— James Anthony Froude, livro The Nemesis of Faith
The Nemesis of Faith (1849)
Contexto: There is a village in the wood, two or three miles from here — there was an abbey there once. But there is nothing left of the abbey but its crumbling walls, and it serves only for a burying-ground and for sentimental picnic parties. I was there to-day; I sat there a long time, I do not know how long — I was not conscious of the place. I was listening to what it was saying to me. I will write it down and look at it, and you shall look at it: an odd enough subject for a Christian ruin to choose — it began to talk about paganism. "Do you know what paganism means? " it said. Pagani, Pagans, the old country villagers. In all history there is no more touching word than that one of Pagan.
'In the great cities, where men gather in their crowds and the work of the world is done, and the fate of the world is determined, there it is that the ideas of succeeding eras breed and grow and gather form and power, and grave out the moulds for the stamp of after ages.
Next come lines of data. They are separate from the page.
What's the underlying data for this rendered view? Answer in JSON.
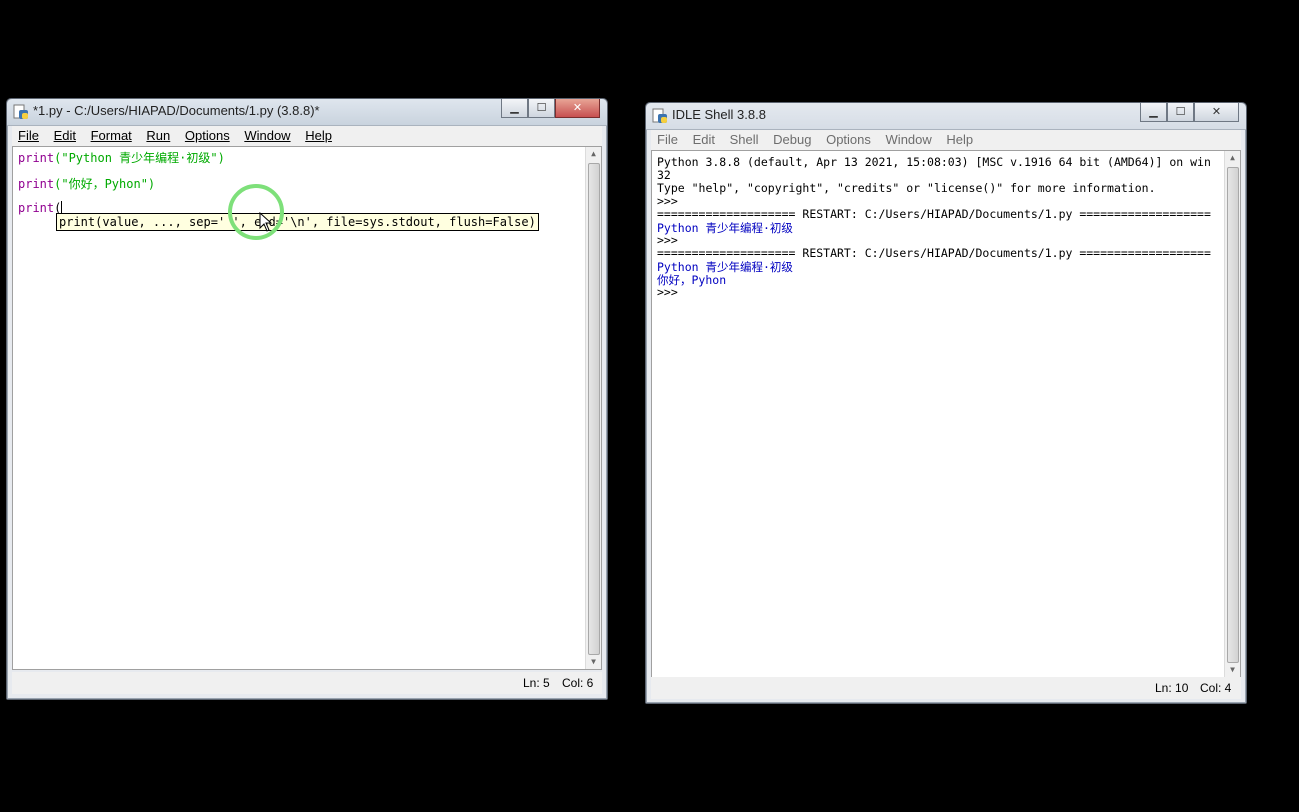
{
  "editor_window": {
    "title": "*1.py - C:/Users/HIAPAD/Documents/1.py (3.8.8)*",
    "menu": [
      "File",
      "Edit",
      "Format",
      "Run",
      "Options",
      "Window",
      "Help"
    ],
    "lines": [
      {
        "kw": "print",
        "rest": "(\"Python 青少年编程·初级\")"
      },
      {
        "kw": "print",
        "rest": "(\"你好，Pyhon\")"
      },
      {
        "kw": "print",
        "rest": "("
      }
    ],
    "calltip": "print(value, ..., sep=' ', end='\\n', file=sys.stdout, flush=False)",
    "status": {
      "ln": "Ln: 5",
      "col": "Col: 6"
    }
  },
  "shell_window": {
    "title": "IDLE Shell 3.8.8",
    "menu": [
      "File",
      "Edit",
      "Shell",
      "Debug",
      "Options",
      "Window",
      "Help"
    ],
    "lines": [
      {
        "text": "Python 3.8.8 (default, Apr 13 2021, 15:08:03) [MSC v.1916 64 bit (AMD64)] on win",
        "cls": "dk"
      },
      {
        "text": "32",
        "cls": "dk"
      },
      {
        "text": "Type \"help\", \"copyright\", \"credits\" or \"license()\" for more information.",
        "cls": "dk"
      },
      {
        "text": ">>>",
        "cls": "dk"
      },
      {
        "text": "==================== RESTART: C:/Users/HIAPAD/Documents/1.py ===================",
        "cls": "dk"
      },
      {
        "text": "Python 青少年编程·初级",
        "cls": "out"
      },
      {
        "text": ">>>",
        "cls": "dk"
      },
      {
        "text": "==================== RESTART: C:/Users/HIAPAD/Documents/1.py ===================",
        "cls": "dk"
      },
      {
        "text": "Python 青少年编程·初级",
        "cls": "out"
      },
      {
        "text": "你好，Pyhon",
        "cls": "out"
      },
      {
        "text": ">>>",
        "cls": "dk"
      }
    ],
    "status": {
      "ln": "Ln: 10",
      "col": "Col: 4"
    }
  },
  "icons": {
    "app": "python-idle-icon",
    "minimize": "minimize-icon",
    "maximize": "maximize-icon",
    "close": "close-icon"
  }
}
There it was, in those old Roman times, that the new faith rose in its strength, with its churches, its lecture-rooms, its societies. It threw down the gorgeous temples, it burnt their carved cedar work, it defiled the altars and scattered the ashes to the winds. The statues were sanctified and made the images of saints, the augurs' colleges were rudely violated, and they who were still faithful were offered up as martyrs, or scattered as wanderers over the face of the earth, and the old gods were expelled from their old dominion — the divinity of nature before the divinity of man. … Change is strong, but habit is strong too; and you cannot change the old for new, like a garment. Far out in the country, in the woods, in the villages, for a few more centuries, the deposed gods still found a refuge in the simple minds of simple men, who were contented to walk in the ways of their fathers — to believe where they had believed, to pray where they had prayed. What was it to these, the pomp of the gorgeous worship, the hierarchy of saints, the proud cathedral, and the thoughts which shook mankind? Did not the sky bend over them as of old in its calm beauty, the sun roll on the same old path, and give them light and warmth and happy sunny hearts? The star-gods still watched them as they slept — why should they turn away? why seek for newer guardians? Year by year the earth put on her robes of leaves and sweetest flowers — the rich harvests waved over the corn-fields, and the fruit-trees and the vineyards travailed as of old; winter and summer, spring and autumn, rain and sunshine, day and night, moving on in their never-ending harmony of change. The gods of their fathers had given their fathers these good things; had their power waxed slack? Was not their powerful hand stretched out still? Pan, almighty Pan! He had given, and he gave still.